  • RL

    I was lucky enough to hire Patrick for Imageworks right out of Ringling College of Art/Design – could not be more proud of his accomplishments.

  • MCar

    sounds promising!

  • Jiles Matlocke

    Why do they keep repeating this story? Or if they insist on repeating why not at least flip the genders?

  • can’t wait to seeee it!!

  • Nice to hear! Now if they’d just start trying it in features instead of just shorts… Well, hopefully one day!

    • Fried

      I feel like they are trying to perfect for as much complexity as possible (Including special effects, how far they can push it, etc). Since Pixar is working on their own kind of orocess of trying to create more painterly CGI, I would assume both companies are sharing what they’ve done and will probably be ready to use it after a few years of working on it.

      I’m just gonna guess maybe sometime after 2018 is when they’ll start putting all these techniques into feature films.

      • I’d love to believe that, but at the same time I think “the masses” drive so much of what they end up putting on screen, much more so than a lack of technology or ability. And I’m just not sure the masses will ever want this sort of style choice.

      • ShouldBeWorkin’

        I really don’t know the difference between Pixar and Disney Features any more other than the former is Lasseter’s baby and the latter’s films are musical. Being in the public, I just can no longer see any distinction with the product. Someone tell me why the two companies, other than tradition.

  • Experimenting with different styles and meshing the best of both worlds in a unified, appealing aesthetic? I fail to see the problem here.

    This short sounds ambitious on both an artistic and cinematographic level.
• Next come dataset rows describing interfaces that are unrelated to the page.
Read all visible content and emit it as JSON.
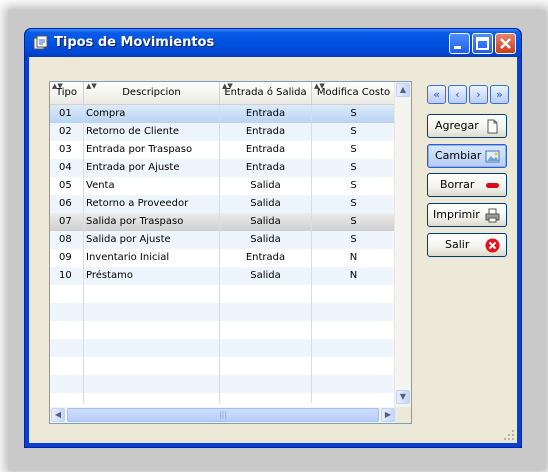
{
  "window": {
    "title": "Tipos de Movimientos"
  },
  "grid": {
    "columns": [
      "Tipo",
      "Descripcion",
      "Entrada ó Salida",
      "Modifica Costo"
    ],
    "rows": [
      [
        "01",
        "Compra",
        "Entrada",
        "S"
      ],
      [
        "02",
        "Retorno de Cliente",
        "Entrada",
        "S"
      ],
      [
        "03",
        "Entrada por Traspaso",
        "Entrada",
        "S"
      ],
      [
        "04",
        "Entrada por Ajuste",
        "Entrada",
        "S"
      ],
      [
        "05",
        "Venta",
        "Salida",
        "S"
      ],
      [
        "06",
        "Retorno a  Proveedor",
        "Salida",
        "S"
      ],
      [
        "07",
        "Salida por Traspaso",
        "Salida",
        "S"
      ],
      [
        "08",
        "Salida por Ajuste",
        "Salida",
        "S"
      ],
      [
        "09",
        "Inventario Inicial",
        "Entrada",
        "N"
      ],
      [
        "10",
        "Préstamo",
        "Salida",
        "N"
      ]
    ],
    "selected_row": 0,
    "hover_row": 6
  },
  "actions": {
    "agregar": "Agregar",
    "cambiar": "Cambiar",
    "borrar": "Borrar",
    "imprimir": "Imprimir",
    "salir": "Salir"
  },
  "nav_icons": [
    "first-icon",
    "prev-icon",
    "next-icon",
    "last-icon"
  ],
  "colors": {
    "titlebar": "#0050e0",
    "selected_row": "#c6dcf3",
    "hover_row": "#dcdcdc",
    "alt_row": "#eef5fc"
  }
}
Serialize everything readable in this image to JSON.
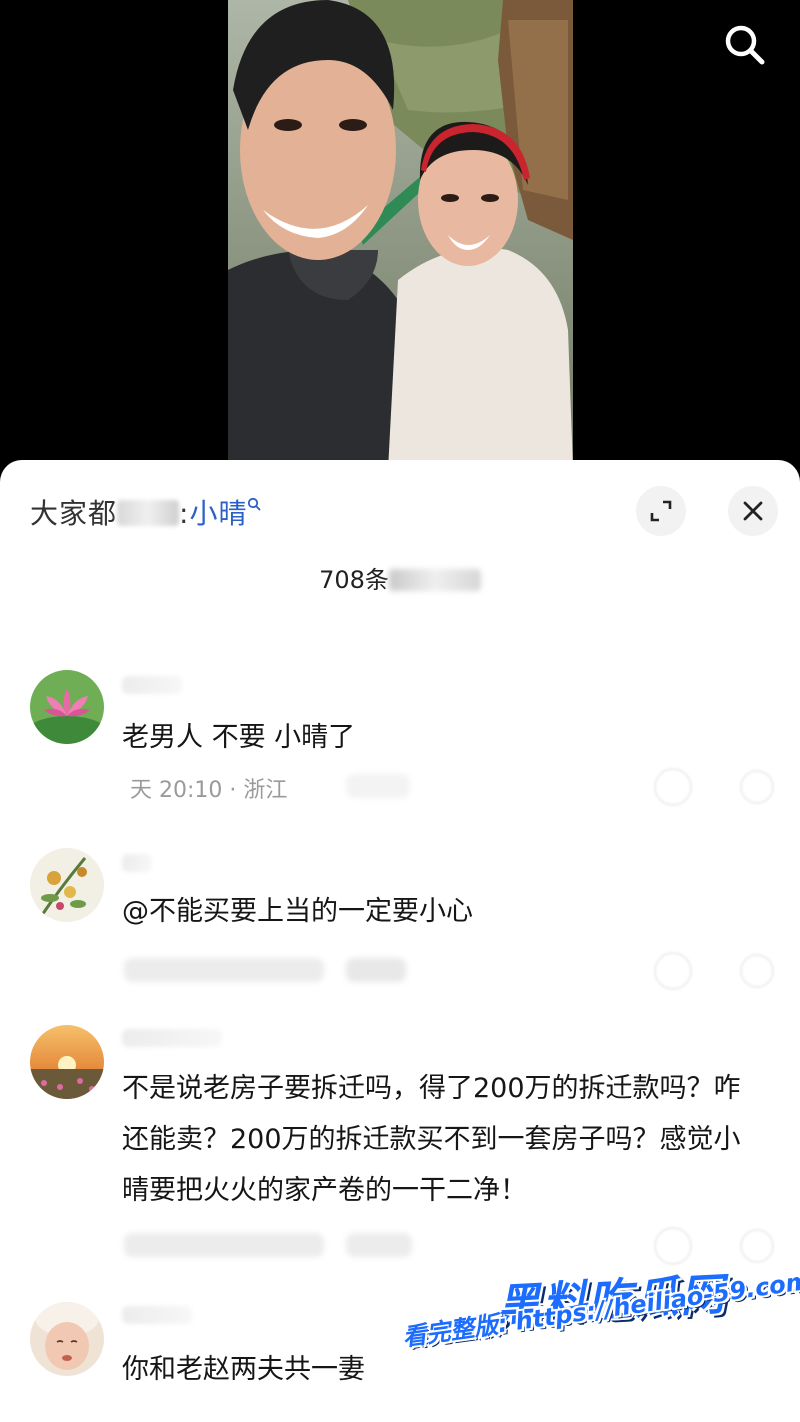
{
  "search": {
    "icon": "search-icon"
  },
  "header": {
    "prefix": "大家都",
    "colon": ":",
    "term": "小晴",
    "expand_icon": "expand-icon",
    "close_icon": "close-icon"
  },
  "comments_header": {
    "count": "708",
    "unit": "条"
  },
  "comments": [
    {
      "text": "老男人 不要 小晴了",
      "time": "天 20:10",
      "location": "浙江",
      "avatar": "lotus-avatar"
    },
    {
      "text": "@不能买要上当的一定要小心",
      "avatar": "flower-painting-avatar"
    },
    {
      "text": "不是说老房子要拆迁吗，得了200万的拆迁款吗？咋还能卖？200万的拆迁款买不到一套房子吗？感觉小晴要把火火的家产卷的一干二净！",
      "avatar": "sunset-avatar"
    },
    {
      "text": "你和老赵两夫共一妻",
      "avatar": "baby-avatar"
    }
  ],
  "watermark": {
    "title": "黑料吃瓜网",
    "url": "看完整版: https://heiliao-59.com"
  },
  "colors": {
    "accent": "#2b61c6",
    "watermark": "#1b6cff"
  }
}
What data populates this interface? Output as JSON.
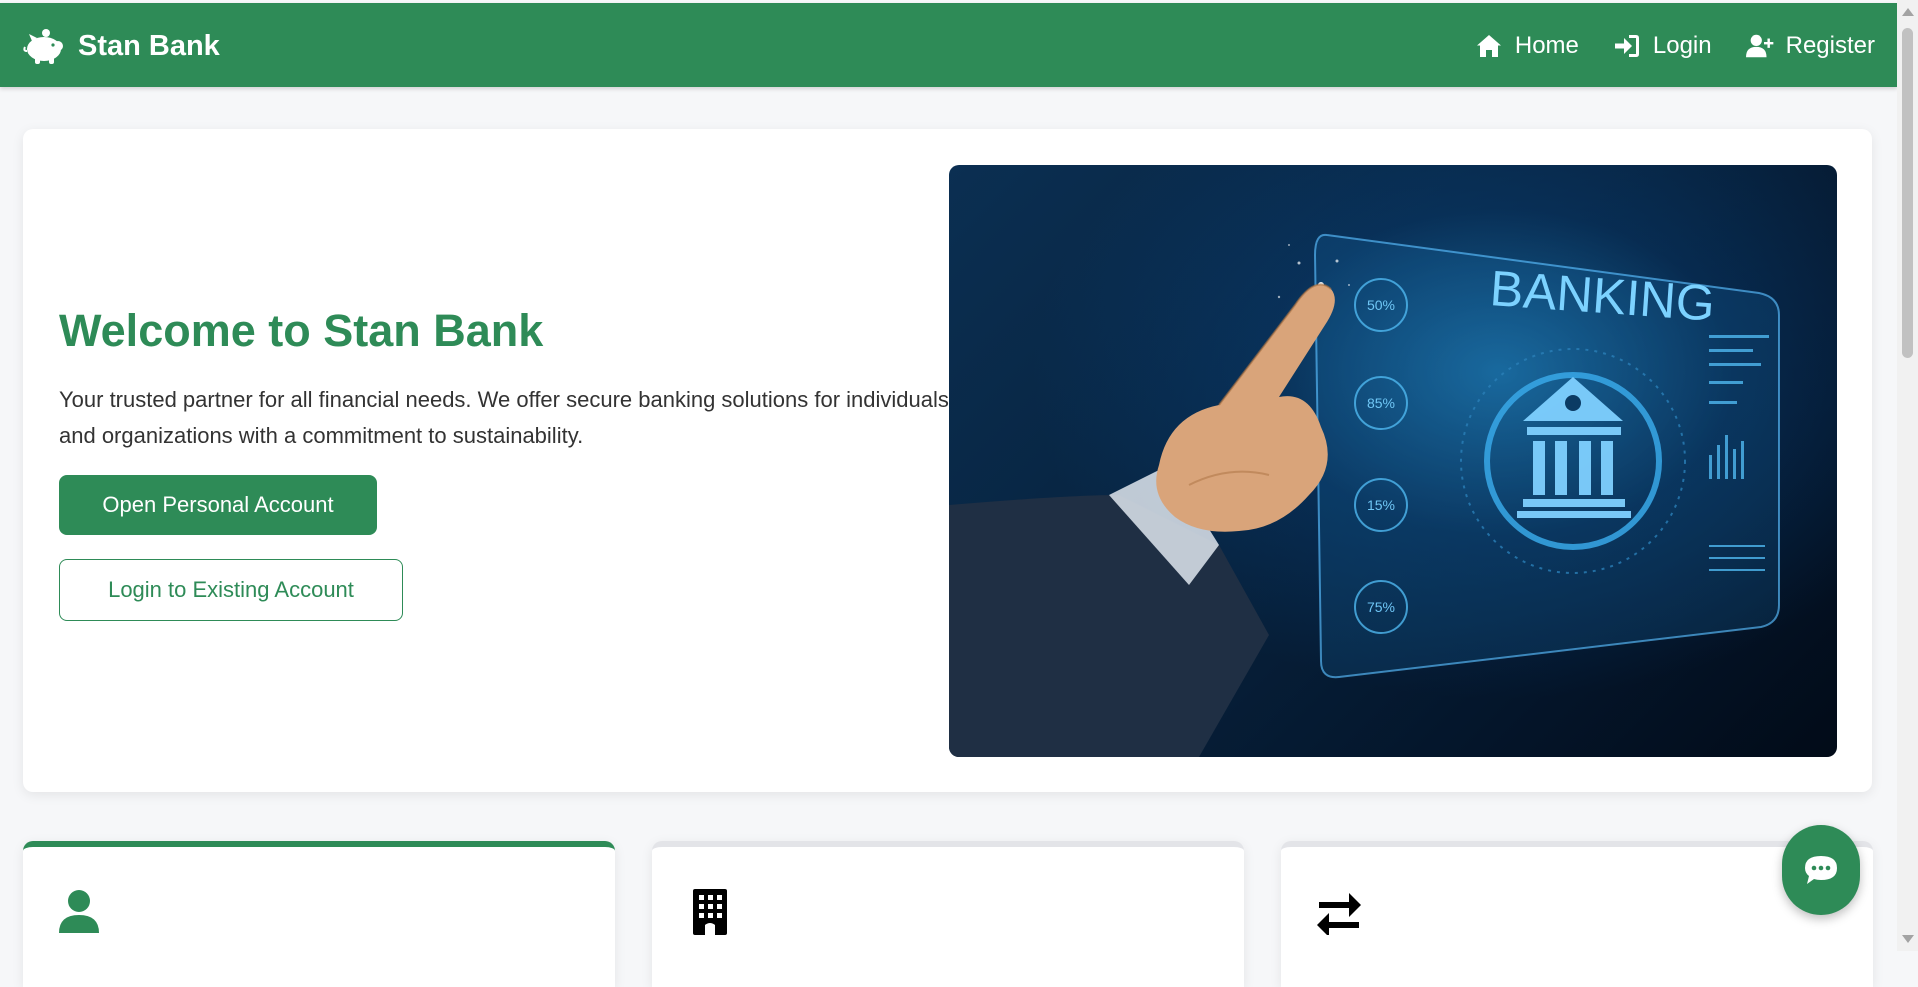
{
  "navbar": {
    "brand": "Stan Bank",
    "brand_icon": "piggy-bank-icon",
    "links": [
      {
        "label": "Home",
        "icon": "home-icon"
      },
      {
        "label": "Login",
        "icon": "sign-in-icon"
      },
      {
        "label": "Register",
        "icon": "user-plus-icon"
      }
    ]
  },
  "hero": {
    "title": "Welcome to Stan Bank",
    "description": "Your trusted partner for all financial needs. We offer secure banking solutions for individuals and organizations with a commitment to sustainability.",
    "primary_button": "Open Personal Account",
    "secondary_button": "Login to Existing Account",
    "image_text": {
      "heading": "BANKING",
      "stats": [
        "50%",
        "85%",
        "15%",
        "75%"
      ]
    }
  },
  "features": [
    {
      "icon": "user-icon",
      "active": true
    },
    {
      "icon": "building-icon",
      "active": false
    },
    {
      "icon": "exchange-arrows-icon",
      "active": false
    }
  ],
  "chat": {
    "icon": "chat-bubble-icon"
  },
  "colors": {
    "brand_green": "#2e8b57",
    "page_background": "#f6f7f9",
    "card_background": "#ffffff"
  }
}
I’m glad Disney resurrected its shorts program because now we get to see experimental stuff like Paperman and this. Who knows? Maybe somewhere down the line we’ll see a full-fledged movie utilizing these styles.

  • Fried

    Just looking at Wreck It Ralph gives me cavities.

    • Mitchekie

      Yeah, seriously. This short is definitely not the first film to create mouth-watering CGI food. I intentionally snuck an apple with me into the theater whenever I went to see “Ratatouille” because I would get really hungry when watching the film.

      • Manboy

        Cloudy With a Chance of Meatballs comes to mind as well…

  • TStevens

    Sounds an awful lot like a studio approved press release…

  • Funkybat

    Or as Sgt. Calhoun puts it; “Bull……roar!”

  • Mike

    Heh…I always get hungry watching Cloudy with a Chance of Meatballs, too.

  • ShouldBeWorklin’

    With Paperman I can understand your reasoning. That may have been easier just to draw. Maybe. However, with technology applications it isn’t always about where it is but where it will be in the future. We had to live through a lot of ray traced chrome balls and checkerboards before Toy Story.
    I surmise CG would be the most economical way to make a full fluidly animated painterly conceptual style cartoon however synthetic.

  • C

    No surprise that it would be technical, it’s supposed to be a tech demo for a new program incorporating this technique. The film doesn’t really look and feel like it was crafted carefully like Paperman.